Tuesday, June 16, 2009

No piece of cake

There are certain things almost all parents expect to go wrong at their kid's first birthday party. Rain can ruin our outdoor plans. The child might be overwhelmed by the many guests. Perhaps the acrobats hired as entertainment will eat all the food. There are so many factors that could hamper the celebration, but one thing you don't expect is there to be a fierce battle between the kid... and the cake.

Jennifer and I expected Kyle to embrace his birthday cake this past Saturday. We thought he might dive head-first into it, getting the chocolate sponge all over his face, and frosting so far up his nostrils that he'd be smelling and sneezing chocolate until Christmas. Instead, he wouldn't have a sniff of it. When cake time came around, Kyle twisted and turned as we tried to put a little piece in his mouth. Even when we thought we had the slightest bit of success, he'd push it out with his tongue. As he fought us, Kyle's face turned red, tears ran down his face, and he wailed as if we were doing something so despicable, only Dick Cheney would approve of it.

It's not that this was a bad cake. Perhaps if I had made it, Kyle would have good reason to protest. The last cake I made was more than twenty years ago, when I was in Cub Scouts. My dad and I cooked one up for a father-son cake-baking auction. When the auction started, I realized I couldn't part with our masterpiece, so I convinced my parents to make the highest bid for it. They did, and after shelling out perhaps hundreds of dollars, we brought our cake home. It's a good thing, too. When we cut into it later that evening, we realized the inside wasn't fully cooked. I think we saved a few lives with our bid that day.

The cake at Kyle's party was, by many accounts, delicious. Since this was a special occasion, we bought the cake at the same place we picked up the dessert for Kyle's baptism, Fortunato Brothers bakery in Williamsburg. It was a chocolate sponge cake, with chocolate frosting and raspberry and banana filling, composed of real fruit instead of pudding. Needless to say, the cake went very quickly. You wouldn't know it, though, looking at Kyle's face as we tried to give him some. He never acts that way whenever we feed him peas.

We are perplexed. Kyle should be a cake lover, since it's in his genes. His mom and dad are crazy sweets addicts, and we can't resist a good cake. We are also huge ice cream fans, and yours truly has been guilty of going through one of those Ben & Jerry's pints in one sitting. It remains to seen whether Kyle will like ice cream. I'm not too optimistic, though, considering his track record. We may just have to serve him peas and green beans at his birthdays from now on. I suppose that wouldn't be so bad. After all, that's more cake and ice cream for me.
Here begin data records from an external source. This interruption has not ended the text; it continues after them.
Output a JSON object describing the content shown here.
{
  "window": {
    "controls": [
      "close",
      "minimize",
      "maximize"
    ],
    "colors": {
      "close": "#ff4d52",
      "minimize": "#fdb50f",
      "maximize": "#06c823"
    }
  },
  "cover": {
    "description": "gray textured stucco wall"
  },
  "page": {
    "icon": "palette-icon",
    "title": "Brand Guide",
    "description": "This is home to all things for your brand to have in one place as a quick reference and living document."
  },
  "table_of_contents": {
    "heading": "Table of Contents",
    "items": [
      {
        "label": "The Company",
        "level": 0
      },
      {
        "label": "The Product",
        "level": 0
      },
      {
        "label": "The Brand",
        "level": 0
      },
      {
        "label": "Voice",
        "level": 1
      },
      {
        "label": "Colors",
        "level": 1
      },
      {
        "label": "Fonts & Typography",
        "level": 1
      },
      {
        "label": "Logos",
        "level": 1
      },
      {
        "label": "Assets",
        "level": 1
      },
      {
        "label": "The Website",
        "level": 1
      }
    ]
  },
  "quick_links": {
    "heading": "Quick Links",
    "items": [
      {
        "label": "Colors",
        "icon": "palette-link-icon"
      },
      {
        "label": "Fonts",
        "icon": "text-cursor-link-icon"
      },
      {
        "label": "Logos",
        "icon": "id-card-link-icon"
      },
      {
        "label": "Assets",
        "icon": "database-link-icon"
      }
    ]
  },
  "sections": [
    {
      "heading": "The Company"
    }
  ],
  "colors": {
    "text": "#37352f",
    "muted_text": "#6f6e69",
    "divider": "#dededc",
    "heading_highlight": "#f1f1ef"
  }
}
1 comment:

JoannaP said...

Awww...Poor Kyle. I'm sure he'll come around eventually. Seriously, who doesn't love cake?